 > DateDifference( depart, arrive, 'units' = 'mixed' );
 ${7}{}⟦{h}⟧{+}{19}{}⟦{\mathrm{min}}⟧$ (23)
 • The AdjustDateField command provides for the ability to add amounts to individual Date object fields, such as the month or the hour of the day.
 > d := Date( 2000, 1, 14, 10, 55, 3 );
 ${\mathrm{Date}}{}\left({2000}{,}{1}{,}{14}{,}{10}{,}{55}{,}{3}{,}{\mathrm{timezone}}{=}{"Canada/Eastern"}{,}{\mathrm{coefficient}}{=}{1}\right)$ (24)
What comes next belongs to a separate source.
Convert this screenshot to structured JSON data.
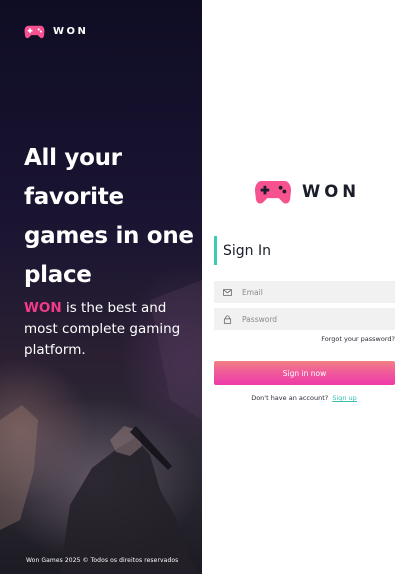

 > AdjustDateField( d, "minute", -3 );
 ${\mathrm{Date}}{}\left({2000}{,}{1}{,}{14}{,}{10}{,}{52}{,}{3}{,}{\mathrm{timezone}}{=}{"Eastern Standard Time"}{,}{\mathrm{coefficient}}{=}{1}\right)$ (25)
 • Notice the effect of adding many months to the date here:
 > AdjustDateField( d, "month", 30 );
 ${\mathrm{Date}}{}\left({2002}{,}{7}{,}{14}{,}{10}{,}{55}{,}{3}{,}{\mathrm{timezone}}{=}{"Eastern Standard Time"}{,}{\mathrm{coefficient}}{=}{1}\right)$ (26)
 • By default, changes to a particular date field can potentially lead to changes to date fields at a higher level of granularity.  The method = "roll" option confines modifications to a single field, keeping its values within the valid ranges for that field.
 > AdjustDateField( d, "month", 30, 'method' = "roll" );
 ${\mathrm{Date}}{}\left({2000}{,}{7}{,}{14}{,}{10}{,}{55}{,}{3}{,}{\mathrm{timezone}}{=}{"Eastern Standard Time"}{,}{\mathrm{coefficient}}{=}{1}\right)$ (27)
 • The default behavior is obtained by using the method = "add" option.
 ${\mathrm{Date}}{}\left({2002}{,}{7}{,}{14}{,}{10}{,}{55}{,}{3}{,}{\mathrm{timezone}}{=}{"Eastern Standard Time"}{,}{\mathrm{coefficient}}{=}{1}\right)$ (28)